Mark Madsen recalls night he was a clank amateur

Minnesota Timberwolves forward Mark Madsen, left, grabs a rebound in front of Indiana Pacers forward Jeff Foster during a game in 2006. Madsen denies accusations that he purposefully missed shots in the Timberwolves' 2006 regular-season finale in order to improve the team's draft prospects.
(Ann Heisenfelt / Associated Press)

Bad teams and the end of the season can make for some strange situations.

Healthy players can develop mysterious (read: nonexistent) injuries. Productive veterans can lose playing time to unproven youngsters.

Then there is what happened to Mark Madsen on April 19, 2006.

The Minnesota Timberwolves power forward who had not taken a three-point shot in 135 games and 1,617 minutes over parts of the previous three seasons took seven shots from beyond the arc . . . in a span of 9 minutes 4 seconds.

Look it up. It happened.

The back story is one that should stir empathy in Lakers fans. Minnesota was 15 games below .500 heading into its regular-season finale against playoff-bound Memphis at the Target Center.


The Timberwolves had nothing to lose except a protected draft pick, which they were in danger of forfeiting if they beat the Grizzlies.

The game went into one overtime, then another. It seemed as if it might never end. Or that Madsen might never stop shooting.

He hoisted his first three-point attempt early in the first overtime. It missed, but he didn’t stop there. He took another in the first overtime and five more in the second, with two of the shots coming in try-try-again fashion after a teammate rebounded his miss and fed him the ball for another shot.

None of them went in. Madsen finished 0 for 7 from behind the arc (one for 15 overall) during the Timberwolves’ 102-92 loss. Not surprisingly, he doesn’t recall the experience fondly.

“Imagine being out there, catching the ball at the three-point line and the whole arena is yelling, ‘Shoot,’” Madsen said this week. “It doesn’t make me feel good. So in my mind, I’m like, you know what, I’ve worked hard on my game. I’m going to go out there and knock these down.”

Minnesota was accused of intentionally losing the game in the local papers (and in a story this week), but Madsen said that wasn’t the case. At all.


“I think everyone in that building knew the situation” regarding the draft pick, said Madsen, now a Lakers player development coach. “I knew the situation. But I go out there and try to make every single shot always.”

Madsen said a confluence of events led to his curious stat line, none of which involved an edict from then-coach Dwane Casey to chuck up shots. Eddie Griffin was the only Timberwolves starter to play in either overtime because the others were injured or fatigued. Madsen, who started only seven games that season, also wanted to show he had been overlooked.

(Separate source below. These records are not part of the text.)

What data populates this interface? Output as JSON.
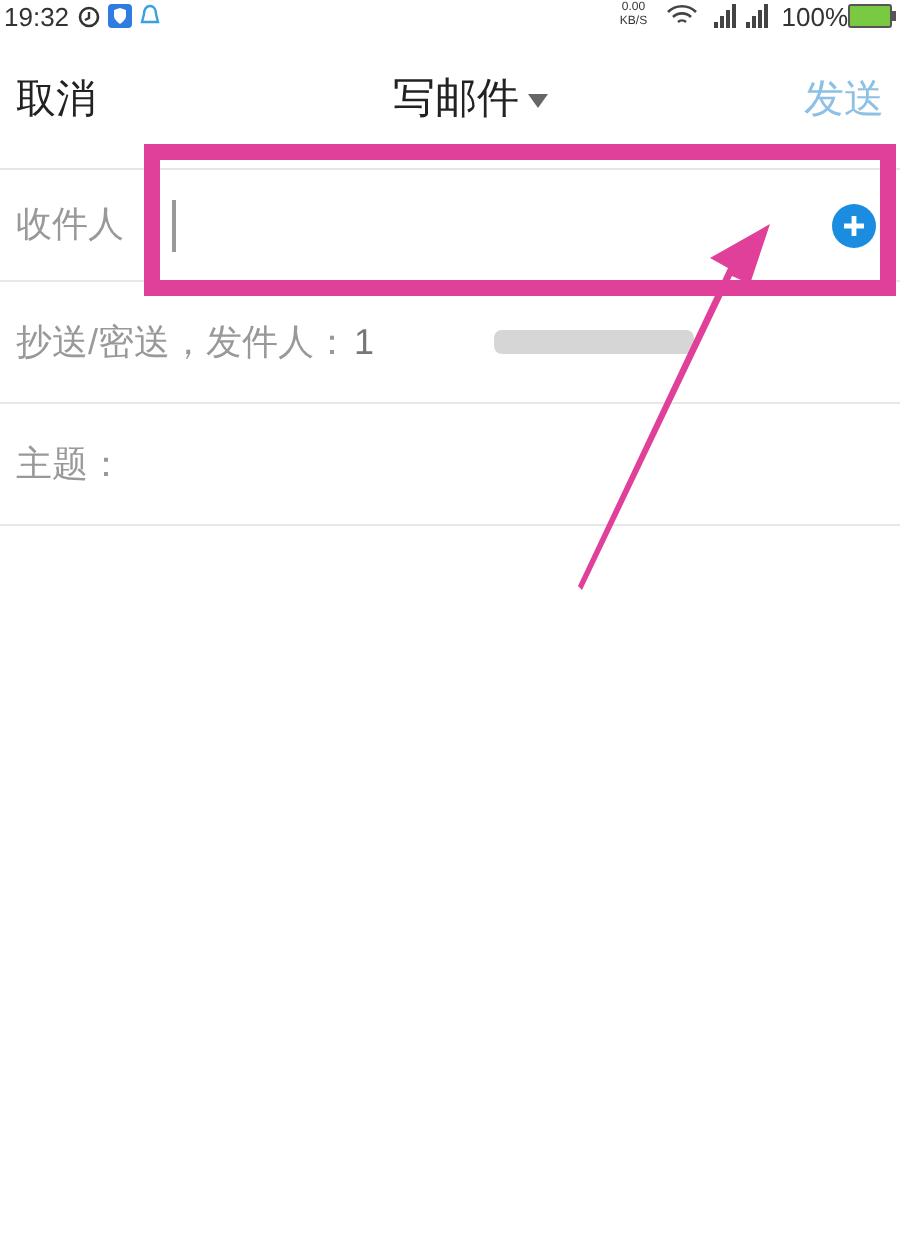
{
  "status_bar": {
    "time": "19:32",
    "net_speed": "0.00 KB/S",
    "battery": "100%"
  },
  "header": {
    "cancel": "取消",
    "title": "写邮件",
    "send": {
      "label": "发送",
      "disabled": true
    }
  },
  "fields": [
    {
      "kind": "recipient",
      "label": "收件人"
    },
    {
      "kind": "cc",
      "label": "抄送/密送，发件人：",
      "value": "1"
    },
    {
      "kind": "subject",
      "label": "主题："
    }
  ]
}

“There was a role that I felt I could have played and I had a number of DNPs that year,” Madsen said. “I was frustrated with that. I wanted to go out there and show people some of the things I could do, some of the things I had been working on.”

Madsen finished his nine-season NBA career having made one of 16 three-point shots, the lone make coming in his rookie season with the Lakers.

He’ll probably be remembered more for the night he missed seven.

“If I could go back, maybe I could pass the ball to somebody else,” Madsen said, “but passes were coming to me, I was frustrated that I hadn’t played a lot that year and I said, ‘You know what, I’m going to nail these.’”